But nothing could prepare the occupants for what happened next. As the plane lifted off the runway, every interior window of the PA-28’s cabin instantly and completely iced over, including the front windshield. The cabin interior was filled with warm moist air from the stressed breathing of the occupants, and the thick coating of ice made it seem like they were flying inside a milk carton. It was one of those terrifying moments that will live for a lifetime.
Wally calmly continued the takeoff as if nothing happened. Eyes fixed to the instrument cluster, he brought the PA-28 up into the night sky to a safe altitude and set the plane on a heading to Waterville.
The Cherokee has a cruising speed of around 120 mph and, with a tailwind, the trip to Waterville would only take around 30 minutes. During the trip Barb went into shock — the young mother was in critical condition.
Slowly the plane’s defroster began to clear a spot on the windshield. With only limited vision, Wally calmly set the PA-28 down on the Waterville runway without incident. The paramedics were waiting to rush Barb to the local hospital, but when the plane’s door opened on the tarmac, she had no discernable blood pressure or pulse.
The EMT’s worked quickly to stabilize their patient, with one EMT actually working from on top of the wing. Finally they were able to get an IV in place. Slowly and carefully they removed Barb from the plane.
Once at the hospital, Barb’s condition improved dramatically, so much so, that the following day she was transferred back to the hospital in Jackman and reunited with her husband John and her newborn son Justin.
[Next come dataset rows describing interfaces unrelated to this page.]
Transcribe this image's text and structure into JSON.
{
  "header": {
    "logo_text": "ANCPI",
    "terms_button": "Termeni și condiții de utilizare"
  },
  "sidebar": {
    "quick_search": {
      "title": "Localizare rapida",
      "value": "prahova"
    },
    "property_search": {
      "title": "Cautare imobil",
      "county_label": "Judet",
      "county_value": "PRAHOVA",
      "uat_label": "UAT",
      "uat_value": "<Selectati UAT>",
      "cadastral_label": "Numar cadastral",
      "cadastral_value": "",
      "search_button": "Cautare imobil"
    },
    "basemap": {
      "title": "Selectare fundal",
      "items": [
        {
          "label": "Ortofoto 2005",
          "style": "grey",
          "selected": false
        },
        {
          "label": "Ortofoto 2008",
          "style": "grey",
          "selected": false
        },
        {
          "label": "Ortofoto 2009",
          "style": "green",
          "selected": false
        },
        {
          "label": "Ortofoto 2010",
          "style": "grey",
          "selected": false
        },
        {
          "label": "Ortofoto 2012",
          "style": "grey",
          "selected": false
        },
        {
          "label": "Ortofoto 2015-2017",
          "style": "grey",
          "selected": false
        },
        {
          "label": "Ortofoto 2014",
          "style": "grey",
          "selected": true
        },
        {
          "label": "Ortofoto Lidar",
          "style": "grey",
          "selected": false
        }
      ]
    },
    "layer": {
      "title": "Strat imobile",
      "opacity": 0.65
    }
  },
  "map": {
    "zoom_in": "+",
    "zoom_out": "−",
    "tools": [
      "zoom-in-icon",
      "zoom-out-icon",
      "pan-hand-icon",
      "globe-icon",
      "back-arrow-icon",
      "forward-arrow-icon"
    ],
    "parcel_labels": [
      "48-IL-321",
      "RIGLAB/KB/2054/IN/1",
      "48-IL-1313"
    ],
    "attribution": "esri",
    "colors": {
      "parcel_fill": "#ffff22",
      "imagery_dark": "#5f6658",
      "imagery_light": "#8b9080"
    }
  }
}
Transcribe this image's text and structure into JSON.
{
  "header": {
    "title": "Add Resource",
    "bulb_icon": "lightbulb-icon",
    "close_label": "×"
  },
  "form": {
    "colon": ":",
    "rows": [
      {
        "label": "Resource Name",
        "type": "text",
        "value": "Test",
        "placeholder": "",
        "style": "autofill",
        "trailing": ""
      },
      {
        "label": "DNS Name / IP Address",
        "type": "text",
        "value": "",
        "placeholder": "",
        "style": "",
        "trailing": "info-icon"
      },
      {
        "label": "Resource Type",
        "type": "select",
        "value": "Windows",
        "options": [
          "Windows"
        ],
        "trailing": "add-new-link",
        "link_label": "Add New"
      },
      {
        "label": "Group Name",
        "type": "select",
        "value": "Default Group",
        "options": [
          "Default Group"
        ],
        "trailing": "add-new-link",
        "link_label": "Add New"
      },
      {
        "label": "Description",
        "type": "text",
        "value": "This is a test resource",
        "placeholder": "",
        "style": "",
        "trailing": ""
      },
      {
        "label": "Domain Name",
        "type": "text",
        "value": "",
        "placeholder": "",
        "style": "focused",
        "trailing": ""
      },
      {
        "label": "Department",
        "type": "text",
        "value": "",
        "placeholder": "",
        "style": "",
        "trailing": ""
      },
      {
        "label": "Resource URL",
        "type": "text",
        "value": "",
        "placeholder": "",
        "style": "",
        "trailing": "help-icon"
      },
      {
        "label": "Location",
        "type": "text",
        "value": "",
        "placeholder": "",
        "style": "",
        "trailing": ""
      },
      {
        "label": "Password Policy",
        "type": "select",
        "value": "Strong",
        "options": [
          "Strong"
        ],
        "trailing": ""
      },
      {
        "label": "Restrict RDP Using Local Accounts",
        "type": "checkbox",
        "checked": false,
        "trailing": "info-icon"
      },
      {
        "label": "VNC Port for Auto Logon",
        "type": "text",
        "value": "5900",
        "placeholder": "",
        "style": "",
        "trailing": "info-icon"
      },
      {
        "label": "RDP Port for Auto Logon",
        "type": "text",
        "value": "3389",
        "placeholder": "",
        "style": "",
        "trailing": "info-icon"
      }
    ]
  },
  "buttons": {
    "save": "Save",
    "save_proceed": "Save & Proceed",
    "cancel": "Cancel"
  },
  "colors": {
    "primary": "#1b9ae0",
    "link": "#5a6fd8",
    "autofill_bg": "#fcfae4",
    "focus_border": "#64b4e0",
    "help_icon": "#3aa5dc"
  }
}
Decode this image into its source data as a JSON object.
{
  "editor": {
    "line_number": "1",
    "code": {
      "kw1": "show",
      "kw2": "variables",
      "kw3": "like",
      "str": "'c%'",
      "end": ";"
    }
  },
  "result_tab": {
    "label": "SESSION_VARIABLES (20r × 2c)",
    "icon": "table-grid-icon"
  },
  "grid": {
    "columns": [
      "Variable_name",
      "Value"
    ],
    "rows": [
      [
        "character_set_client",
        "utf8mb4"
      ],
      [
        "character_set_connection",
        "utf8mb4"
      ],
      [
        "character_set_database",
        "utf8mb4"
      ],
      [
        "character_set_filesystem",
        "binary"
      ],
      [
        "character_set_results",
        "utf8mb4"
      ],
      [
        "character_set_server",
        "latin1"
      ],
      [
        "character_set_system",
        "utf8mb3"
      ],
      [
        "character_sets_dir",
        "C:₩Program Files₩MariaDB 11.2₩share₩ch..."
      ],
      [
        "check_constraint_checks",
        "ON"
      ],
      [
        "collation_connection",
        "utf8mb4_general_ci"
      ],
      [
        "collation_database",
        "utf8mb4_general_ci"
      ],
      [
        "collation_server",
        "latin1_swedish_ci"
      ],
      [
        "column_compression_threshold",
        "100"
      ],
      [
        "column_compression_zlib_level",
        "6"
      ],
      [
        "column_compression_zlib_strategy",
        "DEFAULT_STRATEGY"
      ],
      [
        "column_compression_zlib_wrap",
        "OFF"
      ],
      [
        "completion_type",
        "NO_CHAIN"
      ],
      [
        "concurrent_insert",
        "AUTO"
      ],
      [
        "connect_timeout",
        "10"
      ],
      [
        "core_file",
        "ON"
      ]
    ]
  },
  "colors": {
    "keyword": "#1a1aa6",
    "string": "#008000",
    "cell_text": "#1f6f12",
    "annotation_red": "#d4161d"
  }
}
As for Wally, now in his late 80s, he’s still flying. He still enjoys flight instructing, and is still very active in airport activities.
He is knowledgeable in flying many different aircraft and is often asked for advice, or to accompany another pilot on a flight. His 40-plus years of devotion to aviation and service to the Jackman community is the reason the airport has grown and prospered.
As for that fateful Christmas Eve trip to Waterville, Wally will tell you with a slight smile, “It was routine, just routine.”
But, he adds, “if I had a choice between skill and luck, I would pick luck every time!”